There are five communes that are considered the best growing areas for Barolo, and within those communes there are locations that are considered the choice sites. The two communes of Barolo (choice sites: Brunate, Cannubi, Sarmassa) and La Marra (choice sites: Arborina, Cerequio Marcenasco) produce lighter, plush, more perfumed wines. These wines are best suited for shorter aging periods.  The remaining three communes produce a denser, richer, deeper colored wine. Those three communes are: Castiglione Falleto (choice sites being Monprivato, Rocche and Villero), Monforte d'Alba (choice sites are Bussia, Ginestra, and Santo Stefano di Perno), and Serralunga d'Alba (choice sites to try are Lazzarito, Ornato, and Vigna Rionda).

The "best" Barolos are intense, complex wines with aromas of roses, plums, leather, licorice and tar. In the palate, there is sweet, savory and spicy...all in one. As I said, complex and intense.

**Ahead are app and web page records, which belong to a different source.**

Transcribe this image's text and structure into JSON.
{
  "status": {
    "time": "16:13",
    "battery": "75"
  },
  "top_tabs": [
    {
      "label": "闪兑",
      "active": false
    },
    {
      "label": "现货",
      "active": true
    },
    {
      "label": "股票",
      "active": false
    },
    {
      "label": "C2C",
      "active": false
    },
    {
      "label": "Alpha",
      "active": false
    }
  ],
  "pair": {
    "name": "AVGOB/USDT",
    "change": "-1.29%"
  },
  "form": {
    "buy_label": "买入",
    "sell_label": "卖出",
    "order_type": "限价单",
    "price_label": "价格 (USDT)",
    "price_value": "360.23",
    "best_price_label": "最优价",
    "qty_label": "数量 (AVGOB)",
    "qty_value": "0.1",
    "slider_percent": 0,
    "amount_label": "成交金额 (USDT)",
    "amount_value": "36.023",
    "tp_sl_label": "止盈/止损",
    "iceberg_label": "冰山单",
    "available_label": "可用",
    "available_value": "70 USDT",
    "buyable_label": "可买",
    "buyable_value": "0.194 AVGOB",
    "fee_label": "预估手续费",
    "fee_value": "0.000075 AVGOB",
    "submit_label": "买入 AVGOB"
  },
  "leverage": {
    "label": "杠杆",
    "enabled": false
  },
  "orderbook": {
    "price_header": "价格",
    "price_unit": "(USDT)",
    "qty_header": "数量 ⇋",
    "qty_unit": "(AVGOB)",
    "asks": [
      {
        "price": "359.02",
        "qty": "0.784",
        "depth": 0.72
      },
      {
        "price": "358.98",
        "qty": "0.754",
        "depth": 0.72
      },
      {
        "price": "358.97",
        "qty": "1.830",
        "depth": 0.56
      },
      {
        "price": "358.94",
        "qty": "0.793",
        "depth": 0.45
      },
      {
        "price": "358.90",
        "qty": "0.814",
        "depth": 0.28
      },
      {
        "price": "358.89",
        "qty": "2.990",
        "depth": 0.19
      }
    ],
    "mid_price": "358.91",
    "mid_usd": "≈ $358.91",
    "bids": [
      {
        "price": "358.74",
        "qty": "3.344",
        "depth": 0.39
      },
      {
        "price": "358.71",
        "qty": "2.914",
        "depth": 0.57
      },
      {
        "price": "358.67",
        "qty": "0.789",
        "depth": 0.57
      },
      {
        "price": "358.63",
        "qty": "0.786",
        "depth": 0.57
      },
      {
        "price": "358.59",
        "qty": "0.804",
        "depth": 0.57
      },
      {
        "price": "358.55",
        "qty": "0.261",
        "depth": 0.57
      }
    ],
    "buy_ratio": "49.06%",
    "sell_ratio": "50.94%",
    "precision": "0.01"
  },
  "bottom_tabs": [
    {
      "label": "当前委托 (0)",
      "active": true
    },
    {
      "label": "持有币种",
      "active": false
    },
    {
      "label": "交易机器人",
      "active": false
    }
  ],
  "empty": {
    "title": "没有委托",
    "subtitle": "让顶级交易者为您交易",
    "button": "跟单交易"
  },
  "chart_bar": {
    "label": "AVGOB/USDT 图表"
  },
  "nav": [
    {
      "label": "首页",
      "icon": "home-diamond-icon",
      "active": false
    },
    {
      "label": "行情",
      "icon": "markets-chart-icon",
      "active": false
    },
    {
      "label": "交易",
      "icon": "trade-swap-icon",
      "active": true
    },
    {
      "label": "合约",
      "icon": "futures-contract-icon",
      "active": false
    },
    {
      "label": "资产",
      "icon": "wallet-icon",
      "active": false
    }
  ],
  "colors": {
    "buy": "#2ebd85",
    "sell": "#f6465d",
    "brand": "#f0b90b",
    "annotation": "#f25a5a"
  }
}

When purchasing Barolo, you need to consider style. Remember two communes offer more finesse, while the other three offer power. Those first two also don't require as much aging, so they are more accessible for those that want to consume now. As with most wines, vintage is important too. There are a number of very good vintages going back to what is considered the classic vintage of 2000. When searching for Barolo, look for 2000, 2001, 2004, 2005, 2006, 2007 and 2008. At the prices you'll be paying, don't bother with 2002 or 2003. The 2009 through 2011 vintages have not been released yet, as Barolo is required to be aged a minimum of three years (2 in barrel).

I mentioned price...these are not inexpensive wines, but that doesn't mean can't afford them. Unlike the inaccessible Bordeaux or Burgundies, Barolo is still reasonable for what you get. As a hint, I been finding some very good prices on the www.wtso.com website.

So, why the "king" of Italian wines? There is a saying about Barolo...."It is the king of wines, and the wine of kings".

I look forward to hearing about your Barolo finds, thoughts and food pairings. These wines are some of my favorites, and I hope you have a chance to try them too!